___ Records for processing ___

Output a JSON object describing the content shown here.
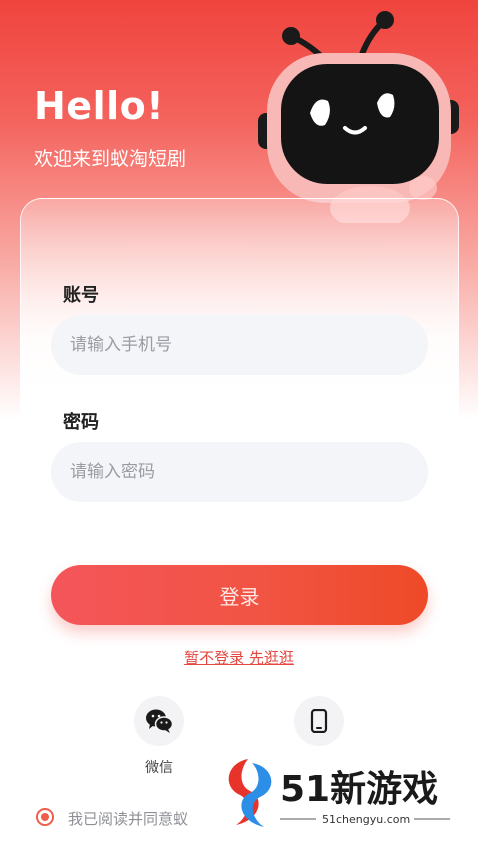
{
  "header": {
    "hello": "Hello!",
    "welcome": "欢迎来到蚁淘短剧"
  },
  "form": {
    "account_label": "账号",
    "account_placeholder": "请输入手机号",
    "password_label": "密码",
    "password_placeholder": "请输入密码"
  },
  "login_button": "登录",
  "guest_link": "暂不登录 先逛逛",
  "social": {
    "wechat_label": "微信",
    "wechat_icon": "wechat-icon",
    "phone_icon": "phone-icon"
  },
  "agreement": {
    "text": "我已阅读并同意蚁"
  },
  "watermark": {
    "title": "51新游戏",
    "url": "51chengyu.com"
  },
  "colors": {
    "brand_red": "#f0443e",
    "button_red": "#f15443",
    "link_red": "#e2473f"
  }
}
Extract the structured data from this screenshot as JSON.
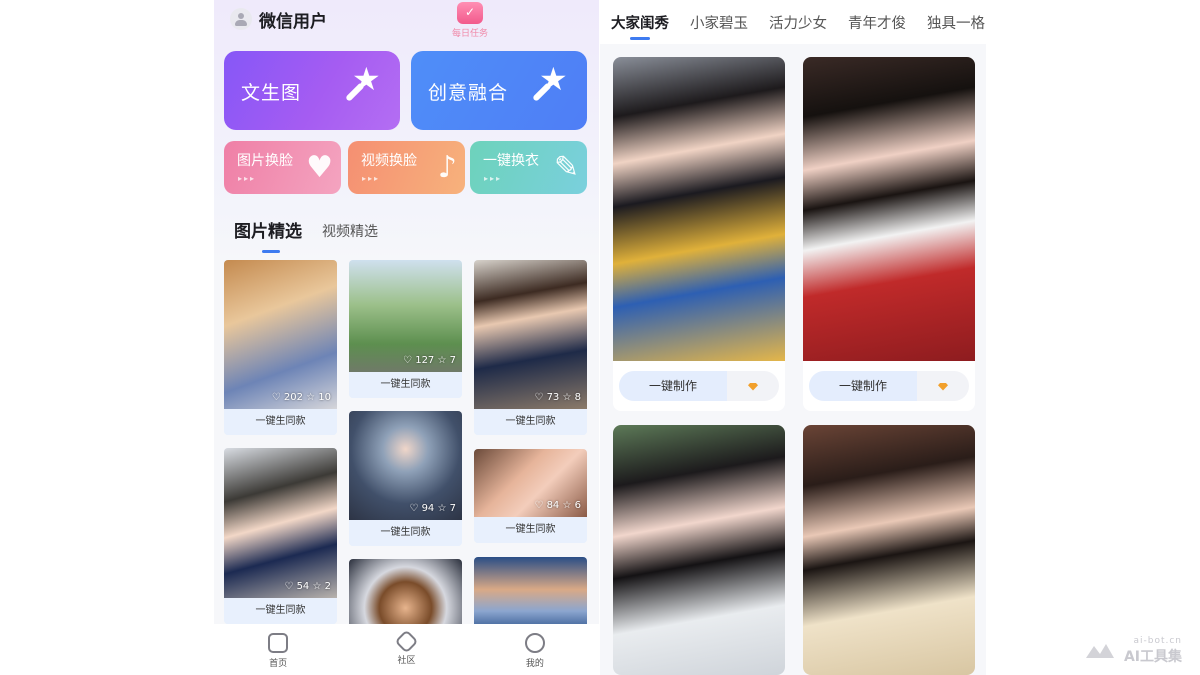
{
  "left": {
    "user": {
      "name": "微信用户"
    },
    "daily_task": {
      "label": "每日任务"
    },
    "big_cards": [
      {
        "label": "文生图"
      },
      {
        "label": "创意融合"
      }
    ],
    "small_cards": [
      {
        "label": "图片换脸",
        "arrows": "▸▸▸"
      },
      {
        "label": "视频换脸",
        "arrows": "▸▸▸"
      },
      {
        "label": "一键换衣",
        "arrows": "▸▸▸"
      }
    ],
    "tabs": [
      {
        "label": "图片精选",
        "active": true
      },
      {
        "label": "视频精选",
        "active": false
      }
    ],
    "feed": [
      {
        "likes": "202",
        "favs": "10",
        "action": "一键生同款"
      },
      {
        "likes": "127",
        "favs": "7",
        "action": "一键生同款"
      },
      {
        "likes": "73",
        "favs": "8",
        "action": "一键生同款"
      },
      {
        "likes": "94",
        "favs": "7",
        "action": "一键生同款"
      },
      {
        "likes": "84",
        "favs": "6",
        "action": "一键生同款"
      },
      {
        "likes": "54",
        "favs": "2",
        "action": "一键生同款"
      },
      {
        "likes": "",
        "favs": "",
        "action": ""
      },
      {
        "likes": "",
        "favs": "",
        "action": ""
      }
    ],
    "bottom_nav": [
      {
        "label": "首页",
        "icon": "home-icon"
      },
      {
        "label": "社区",
        "icon": "community-icon"
      },
      {
        "label": "我的",
        "icon": "profile-icon"
      }
    ]
  },
  "right": {
    "tabs": [
      {
        "label": "大家闺秀",
        "active": true
      },
      {
        "label": "小家碧玉",
        "active": false
      },
      {
        "label": "活力少女",
        "active": false
      },
      {
        "label": "青年才俊",
        "active": false
      },
      {
        "label": "独具一格",
        "active": false
      }
    ],
    "cards": [
      {
        "action": "一键制作"
      },
      {
        "action": "一键制作"
      },
      {
        "action": ""
      },
      {
        "action": ""
      }
    ]
  },
  "watermark": {
    "url": "ai-bot.cn",
    "text": "AI工具集"
  },
  "colors": {
    "accent": "#3e7bf0",
    "gem": "#f2a02c"
  }
}
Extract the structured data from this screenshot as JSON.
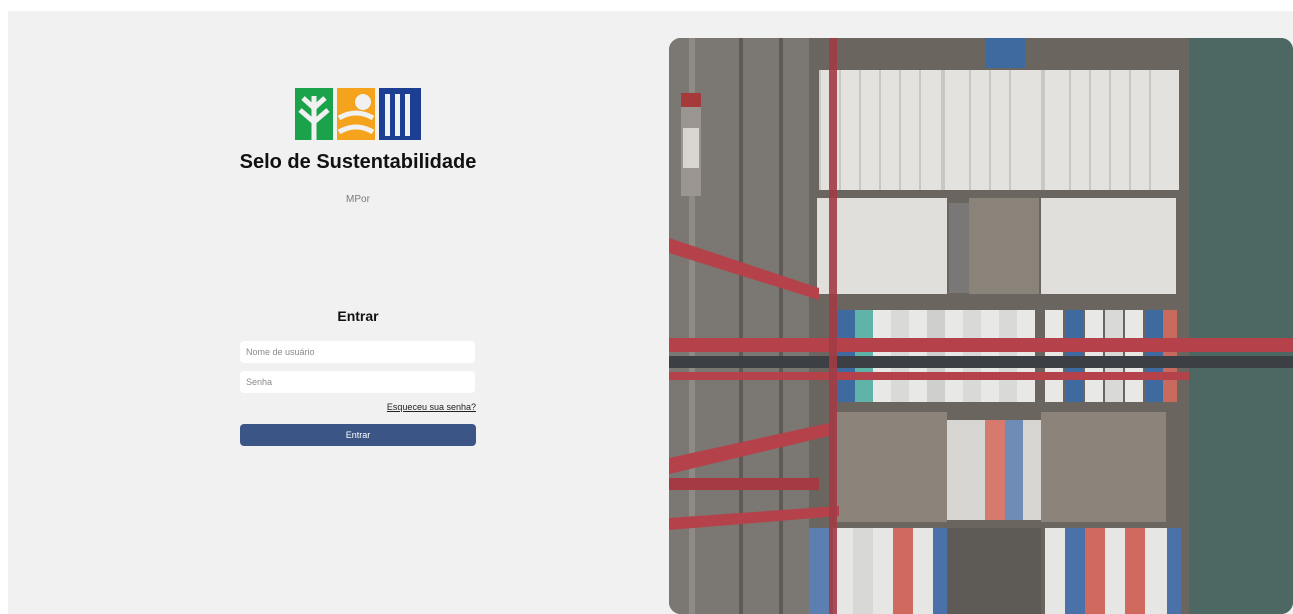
{
  "branding": {
    "title": "Selo de Sustentabilidade",
    "subtitle": "MPor",
    "colors": {
      "green": "#1aa34a",
      "orange": "#f5a21c",
      "navy": "#1c3f94"
    }
  },
  "login": {
    "heading": "Entrar",
    "username_placeholder": "Nome de usuário",
    "password_placeholder": "Senha",
    "forgot_label": "Esqueceu sua senha?",
    "submit_label": "Entrar",
    "button_color": "#3b5587"
  },
  "hero": {
    "icon": "aerial-container-ship-photo"
  }
}
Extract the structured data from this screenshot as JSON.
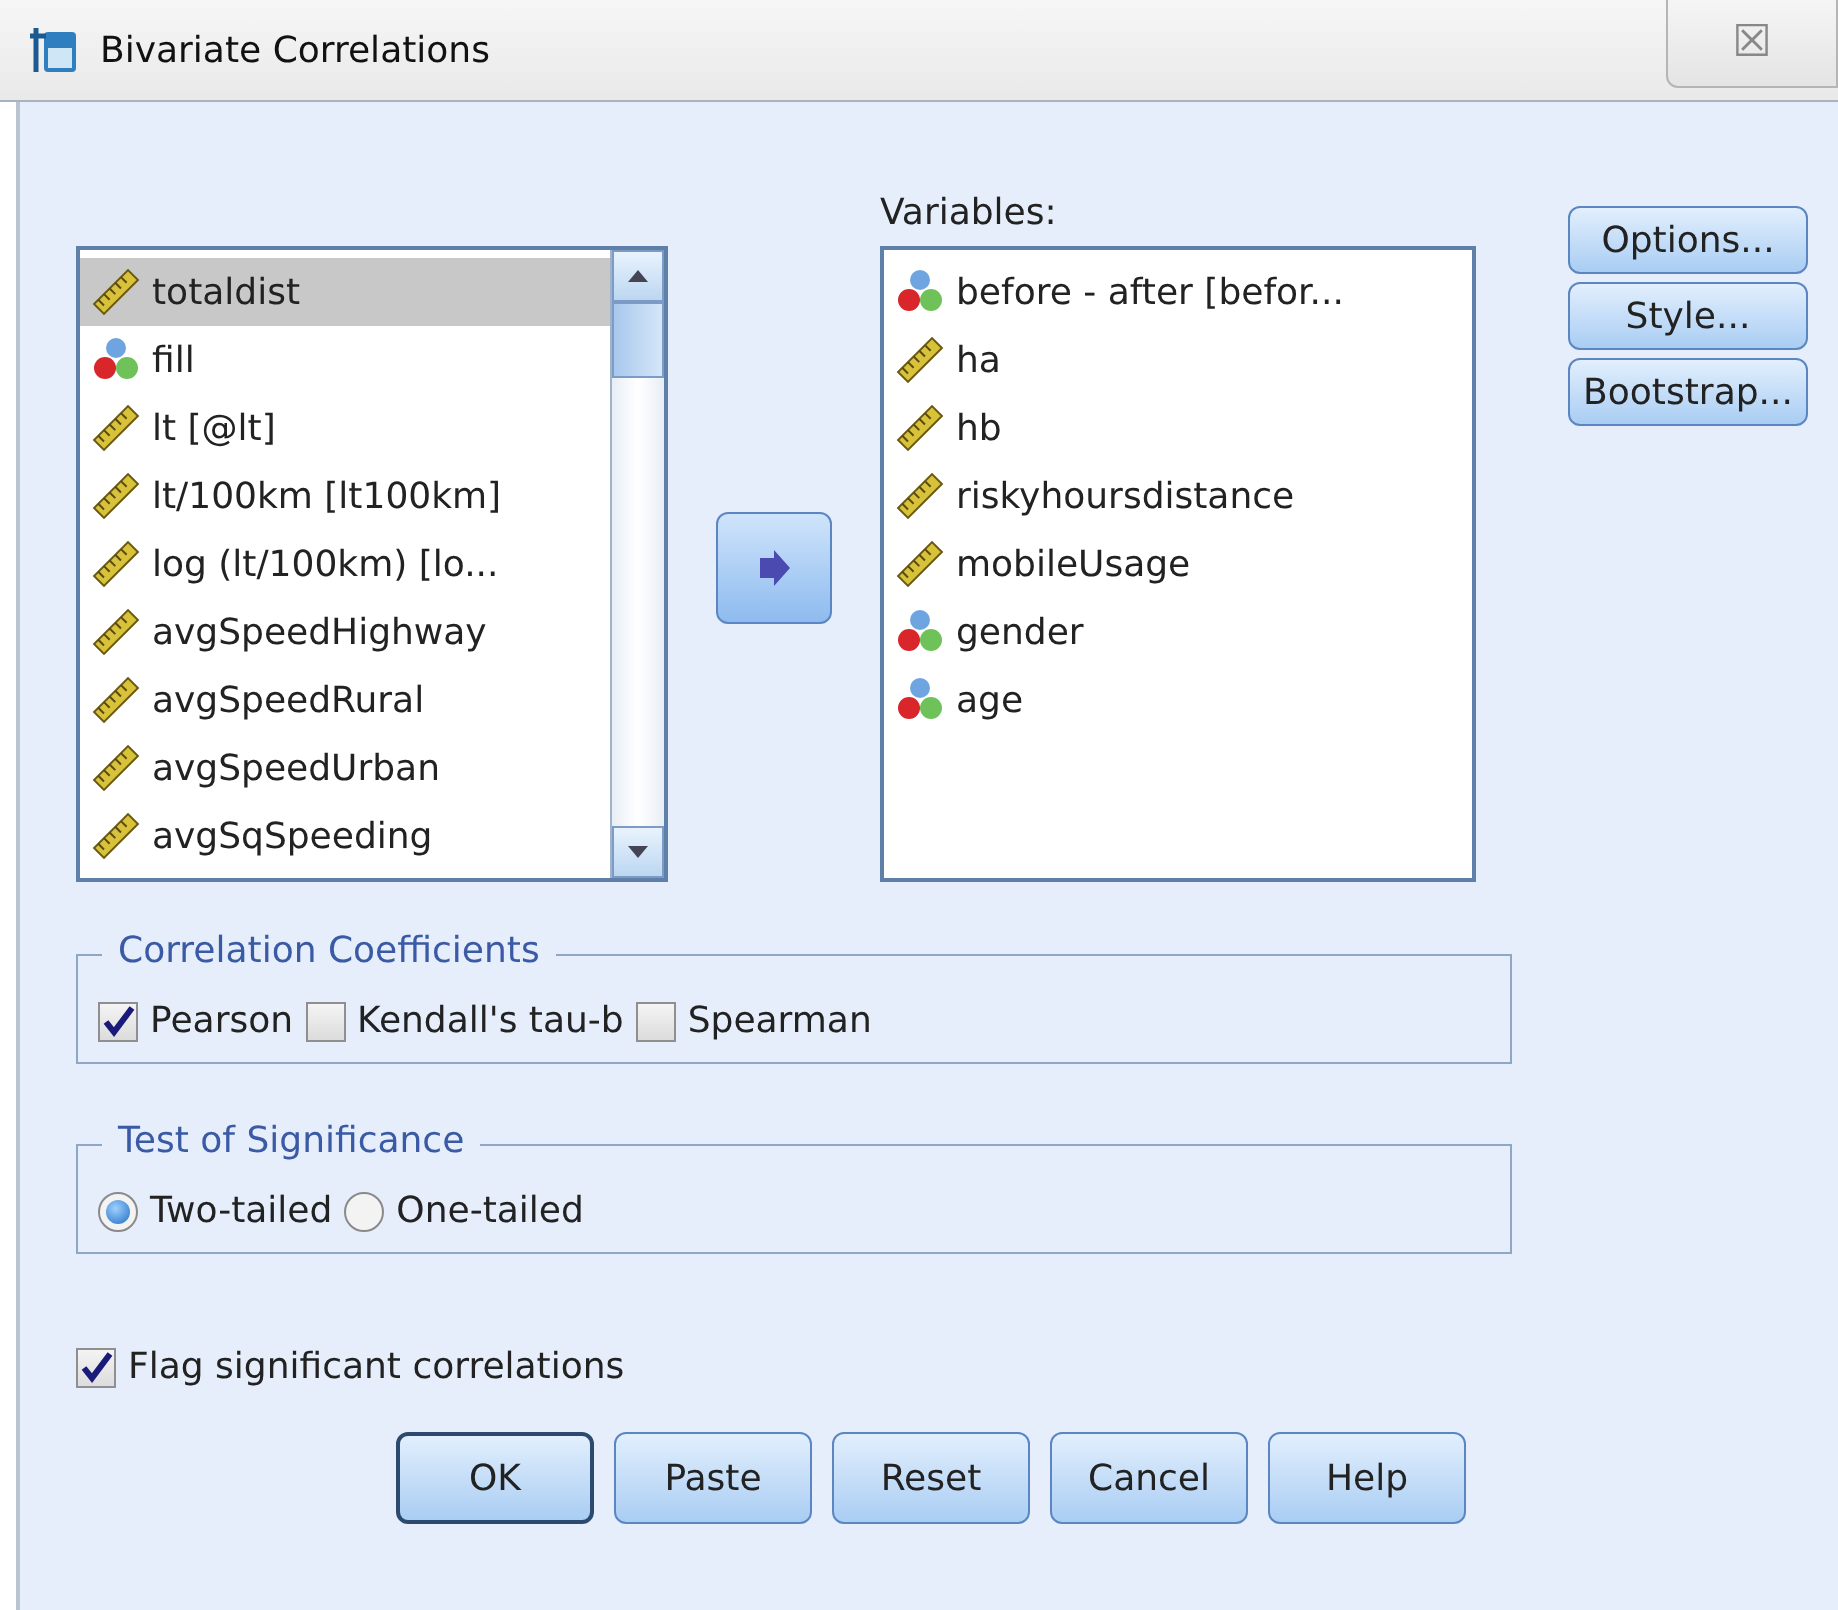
{
  "window": {
    "title": "Bivariate Correlations",
    "close": "☒"
  },
  "source_list": {
    "items": [
      {
        "label": "totaldist",
        "kind": "scale",
        "selected": true
      },
      {
        "label": "fill",
        "kind": "nominal",
        "selected": false
      },
      {
        "label": "lt [@lt]",
        "kind": "scale",
        "selected": false
      },
      {
        "label": "lt/100km [lt100km]",
        "kind": "scale",
        "selected": false
      },
      {
        "label": "log (lt/100km) [lo...",
        "kind": "scale",
        "selected": false
      },
      {
        "label": "avgSpeedHighway",
        "kind": "scale",
        "selected": false
      },
      {
        "label": "avgSpeedRural",
        "kind": "scale",
        "selected": false
      },
      {
        "label": "avgSpeedUrban",
        "kind": "scale",
        "selected": false
      },
      {
        "label": "avgSqSpeeding",
        "kind": "scale",
        "selected": false
      }
    ]
  },
  "variables": {
    "label": "Variables:",
    "items": [
      {
        "label": "before - after  [befor...",
        "kind": "nominal"
      },
      {
        "label": "ha",
        "kind": "scale"
      },
      {
        "label": "hb",
        "kind": "scale"
      },
      {
        "label": "riskyhoursdistance",
        "kind": "scale"
      },
      {
        "label": "mobileUsage",
        "kind": "scale"
      },
      {
        "label": "gender",
        "kind": "nominal"
      },
      {
        "label": "age",
        "kind": "nominal"
      }
    ]
  },
  "side_buttons": [
    "Options...",
    "Style...",
    "Bootstrap..."
  ],
  "correlation_coefficients": {
    "title": "Correlation Coefficients",
    "options": [
      {
        "label": "Pearson",
        "checked": true
      },
      {
        "label": "Kendall's tau-b",
        "checked": false
      },
      {
        "label": "Spearman",
        "checked": false
      }
    ]
  },
  "test_of_significance": {
    "title": "Test of Significance",
    "options": [
      {
        "label": "Two-tailed",
        "selected": true
      },
      {
        "label": "One-tailed",
        "selected": false
      }
    ]
  },
  "flag": {
    "label": "Flag significant correlations",
    "checked": true
  },
  "buttons": [
    {
      "label": "OK",
      "default": true
    },
    {
      "label": "Paste",
      "default": false
    },
    {
      "label": "Reset",
      "default": false
    },
    {
      "label": "Cancel",
      "default": false
    },
    {
      "label": "Help",
      "default": false
    }
  ]
}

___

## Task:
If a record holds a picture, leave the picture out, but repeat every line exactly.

## Written solution:
Output a JSON object describing the content shown here.
{
  "header": {
    "hello": "Hello!",
    "welcome": "欢迎来到蚁淘短剧"
  },
  "form": {
    "account_label": "账号",
    "account_placeholder": "请输入手机号",
    "password_label": "密码",
    "password_placeholder": "请输入密码"
  },
  "login_button": "登录",
  "guest_link": "暂不登录 先逛逛",
  "social": {
    "wechat_label": "微信",
    "wechat_icon": "wechat-icon",
    "phone_icon": "phone-icon"
  },
  "agreement": {
    "text": "我已阅读并同意蚁"
  },
  "watermark": {
    "title": "51新游戏",
    "url": "51chengyu.com"
  },
  "colors": {
    "brand_red": "#f0443e",
    "button_red": "#f15443",
    "link_red": "#e2473f"
  }
}
Extract the structured data from this screenshot as JSON.
{
  "left": {
    "user": {
      "name": "微信用户"
    },
    "daily_task": {
      "label": "每日任务"
    },
    "big_cards": [
      {
        "label": "文生图"
      },
      {
        "label": "创意融合"
      }
    ],
    "small_cards": [
      {
        "label": "图片换脸",
        "arrows": "▸▸▸"
      },
      {
        "label": "视频换脸",
        "arrows": "▸▸▸"
      },
      {
        "label": "一键换衣",
        "arrows": "▸▸▸"
      }
    ],
    "tabs": [
      {
        "label": "图片精选",
        "active": true
      },
      {
        "label": "视频精选",
        "active": false
      }
    ],
    "feed": [
      {
        "likes": "202",
        "favs": "10",
        "action": "一键生同款"
      },
      {
        "likes": "127",
        "favs": "7",
        "action": "一键生同款"
      },
      {
        "likes": "73",
        "favs": "8",
        "action": "一键生同款"
      },
      {
        "likes": "94",
        "favs": "7",
        "action": "一键生同款"
      },
      {
        "likes": "84",
        "favs": "6",
        "action": "一键生同款"
      },
      {
        "likes": "54",
        "favs": "2",
        "action": "一键生同款"
      },
      {
        "likes": "",
        "favs": "",
        "action": ""
      },
      {
        "likes": "",
        "favs": "",
        "action": ""
      }
    ],
    "bottom_nav": [
      {
        "label": "首页",
        "icon": "home-icon"
      },
      {
        "label": "社区",
        "icon": "community-icon"
      },
      {
        "label": "我的",
        "icon": "profile-icon"
      }
    ]
  },
  "right": {
    "tabs": [
      {
        "label": "大家闺秀",
        "active": true
      },
      {
        "label": "小家碧玉",
        "active": false
      },
      {
        "label": "活力少女",
        "active": false
      },
      {
        "label": "青年才俊",
        "active": false
      },
      {
        "label": "独具一格",
        "active": false
      }
    ],
    "cards": [
      {
        "action": "一键制作"
      },
      {
        "action": "一键制作"
      },
      {
        "action": ""
      },
      {
        "action": ""
      }
    ]
  },
  "watermark": {
    "url": "ai-bot.cn",
    "text": "AI工具集"
  },
  "colors": {
    "accent": "#3e7bf0",
    "gem": "#f2a02c"
  }
}
Extract the structured data from this screenshot as JSON.
{
  "branding": {
    "title": "Selo de Sustentabilidade",
    "subtitle": "MPor",
    "colors": {
      "green": "#1aa34a",
      "orange": "#f5a21c",
      "navy": "#1c3f94"
    }
  },
  "login": {
    "heading": "Entrar",
    "username_placeholder": "Nome de usuário",
    "password_placeholder": "Senha",
    "forgot_label": "Esqueceu sua senha?",
    "submit_label": "Entrar",
    "button_color": "#3b5587"
  },
  "hero": {
    "icon": "aerial-container-ship-photo"
  }
}
Extract the structured data from this screenshot as JSON.
{
  "window": {
    "title": "Bivariate Correlations",
    "close": "☒"
  },
  "source_list": {
    "items": [
      {
        "label": "totaldist",
        "kind": "scale",
        "selected": true
      },
      {
        "label": "fill",
        "kind": "nominal",
        "selected": false
      },
      {
        "label": "lt [@lt]",
        "kind": "scale",
        "selected": false
      },
      {
        "label": "lt/100km [lt100km]",
        "kind": "scale",
        "selected": false
      },
      {
        "label": "log (lt/100km) [lo...",
        "kind": "scale",
        "selected": false
      },
      {
        "label": "avgSpeedHighway",
        "kind": "scale",
        "selected": false
      },
      {
        "label": "avgSpeedRural",
        "kind": "scale",
        "selected": false
      },
      {
        "label": "avgSpeedUrban",
        "kind": "scale",
        "selected": false
      },
      {
        "label": "avgSqSpeeding",
        "kind": "scale",
        "selected": false
      }
    ]
  },
  "variables": {
    "label": "Variables:",
    "items": [
      {
        "label": "before - after  [befor...",
        "kind": "nominal"
      },
      {
        "label": "ha",
        "kind": "scale"
      },
      {
        "label": "hb",
        "kind": "scale"
      },
      {
        "label": "riskyhoursdistance",
        "kind": "scale"
      },
      {
        "label": "mobileUsage",
        "kind": "scale"
      },
      {
        "label": "gender",
        "kind": "nominal"
      },
      {
        "label": "age",
        "kind": "nominal"
      }
    ]
  },
  "side_buttons": [
    "Options...",
    "Style...",
    "Bootstrap..."
  ],
  "correlation_coefficients": {
    "title": "Correlation Coefficients",
    "options": [
      {
        "label": "Pearson",
        "checked": true
      },
      {
        "label": "Kendall's tau-b",
        "checked": false
      },
      {
        "label": "Spearman",
        "checked": false
      }
    ]
  },
  "test_of_significance": {
    "title": "Test of Significance",
    "options": [
      {
        "label": "Two-tailed",
        "selected": true
      },
      {
        "label": "One-tailed",
        "selected": false
      }
    ]
  },
  "flag": {
    "label": "Flag significant correlations",
    "checked": true
  },
  "buttons": [
    {
      "label": "OK",
      "default": true
    },
    {
      "label": "Paste",
      "default": false
    },
    {
      "label": "Reset",
      "default": false
    },
    {
      "label": "Cancel",
      "default": false
    },
    {
      "label": "Help",
      "default": false
    }
  ]
}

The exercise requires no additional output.